Then I tell the cop I have (or don’t have) a gun on me. And ask how he’d like to proceed. All the while keeping both my hands on the steering wheel — and in plain sight. The cop will probably want to know where the gun is — and may demand its surrender for the duration of the stop. Let the cop take the lead. If he wants to see the gun, tell him where the gun is. If he wants to hold the gun, let him get it. Don’t reach for the glovebox — or your waistband. Make no move that could be construed as “threatening officer safety.”
Legally, you may or may not be required to inform the cop you are a CHP holder (state laws vary, be sure to check yours) but it is smart to do so because it will probably de-escalate the situation. Most especially if you are carrying a gun.
In this scenario, it is less likely the cop will go Rambo on you — and he’ll have a much harder time, later on, citing “officer safety” in the event that he does go Rambo on you.
Never forget that the law is one thing — the reality out on the streets something else. Legally, you may have every right to open carry — and have that gun sitting beside you on the seat in your car. But accept that if you’re forced to deal with a cop — a cop who has already targeted you for some “violation” — and the first thing he sees is your gun, escalation is likely. You do not want escalation at this weird and dangerous time in America’s history — when the deck is so disproportionately stacked against us Mundanes. The more you can do to de-escalate the situation, the better it will likely be for you.
It may even help you get out of a ticket. At least, it’s helped me get out of a couple.
Once, while riding one of my motorcycles at a speed somewhat higher than legal, I passed a state cop going the other way. He lit ’em up, turned around and came after me. I had already pulled off to the side of the road and was waiting for him when he pulled up — which may also have helped my case, I concede. I took off my helmet, handed him my little folder that holds my DL and CHP. His demeanor relaxed noticeably. I told him I was not armed. (My .45 doesn’t fit well when I’m wearing leathers!) We ended up talking guns for a few minutes. He let me go without issuing a piece of payin’ paper.

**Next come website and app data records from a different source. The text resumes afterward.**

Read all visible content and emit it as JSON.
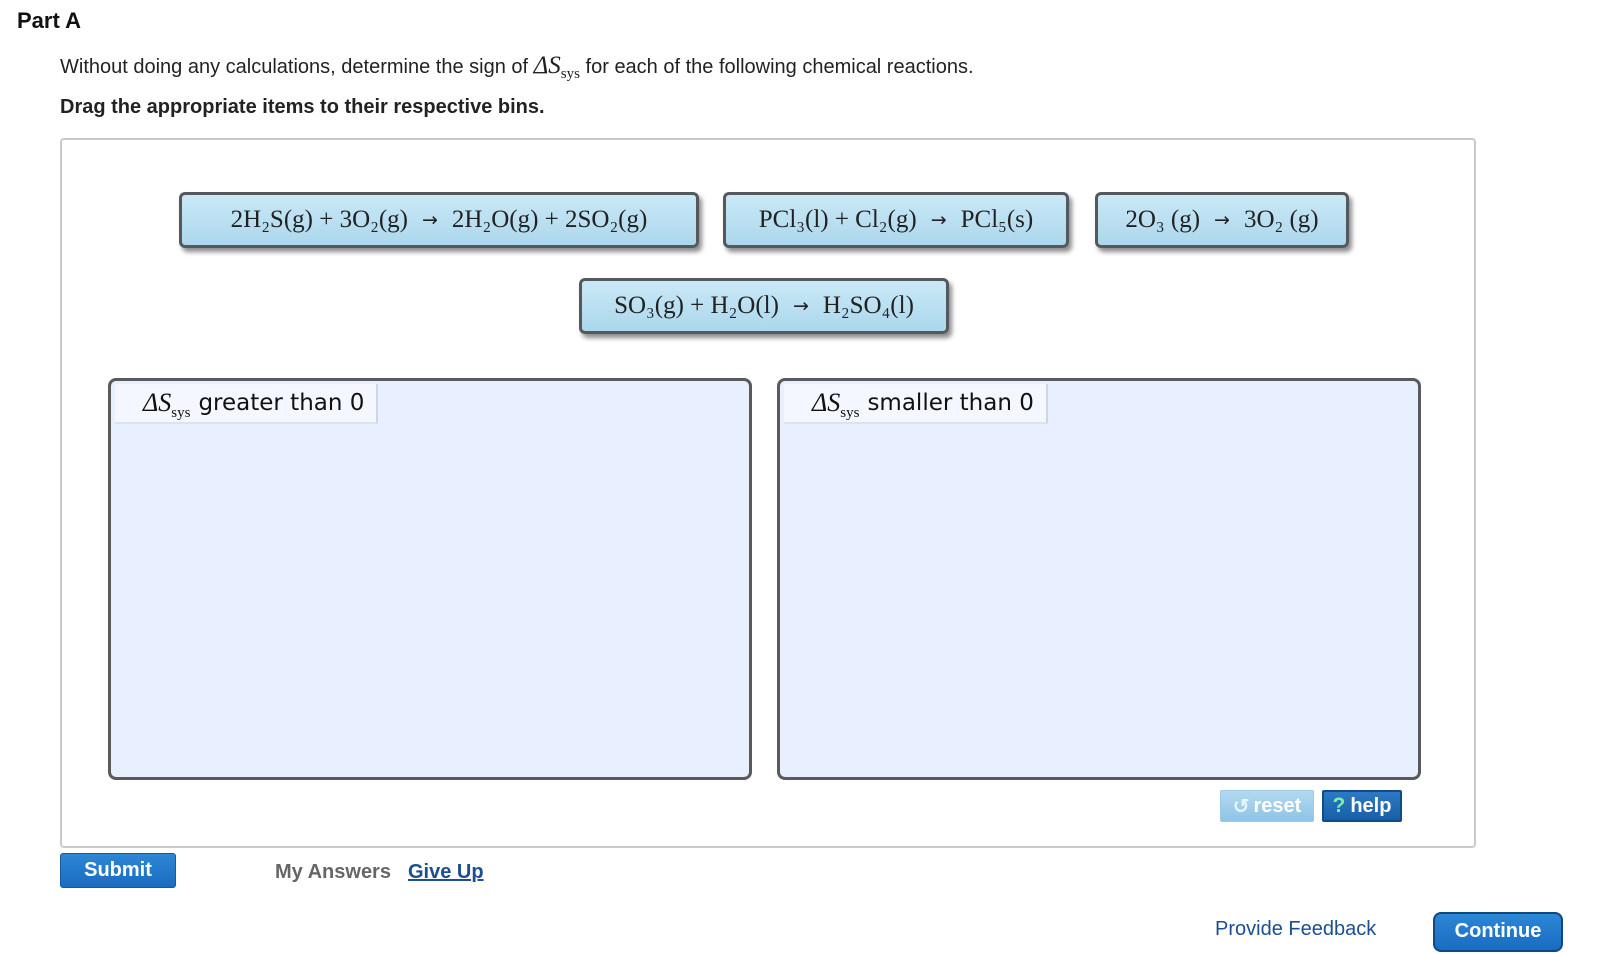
{
  "part": {
    "title": "Part A"
  },
  "instruction": {
    "before": "Without doing any calculations, determine the sign of ",
    "symbol": "ΔS",
    "symbol_sub": "sys",
    "after": " for each of the following chemical reactions."
  },
  "drag_instruction": "Drag the appropriate items to their respective bins.",
  "tiles": {
    "t1": {
      "lhs": "2H₂S(g) + 3O₂(g)",
      "arrow": "→",
      "rhs": "2H₂O(g) + 2SO₂(g)"
    },
    "t2": {
      "lhs": "PCl₃(l) + Cl₂(g)",
      "arrow": "→",
      "rhs": "PCl₅(s)"
    },
    "t3": {
      "lhs": "2O₃ (g)",
      "arrow": "→",
      "rhs": "3O₂ (g)"
    },
    "t4": {
      "lhs": "SO₃(g) + H₂O(l)",
      "arrow": "→",
      "rhs": "H₂SO₄(l)"
    }
  },
  "bins": {
    "greater": {
      "symbol": "ΔS",
      "symbol_sub": "sys",
      "label": "greater than 0"
    },
    "smaller": {
      "symbol": "ΔS",
      "symbol_sub": "sys",
      "label": "smaller than 0"
    }
  },
  "controls": {
    "reset_label": "reset",
    "help_label": "help",
    "reset_icon": "↺",
    "help_icon": "?"
  },
  "footer": {
    "submit_label": "Submit",
    "my_answers_label": "My Answers",
    "give_up_label": "Give Up",
    "feedback_label": "Provide Feedback",
    "continue_label": "Continue"
  }
}
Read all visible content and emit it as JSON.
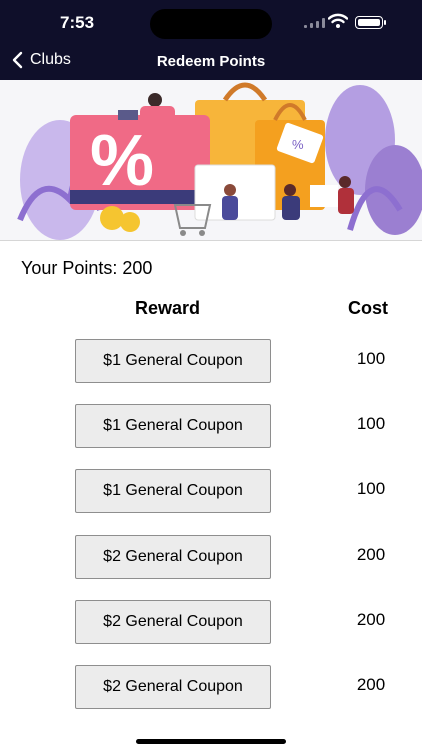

Something like this happened another time, too.
Bottom line: Having that CHP isn’t a guarantee you won’t get a ticket, but it may significantly improve your odds of not ending up another casualty of “officer safety.”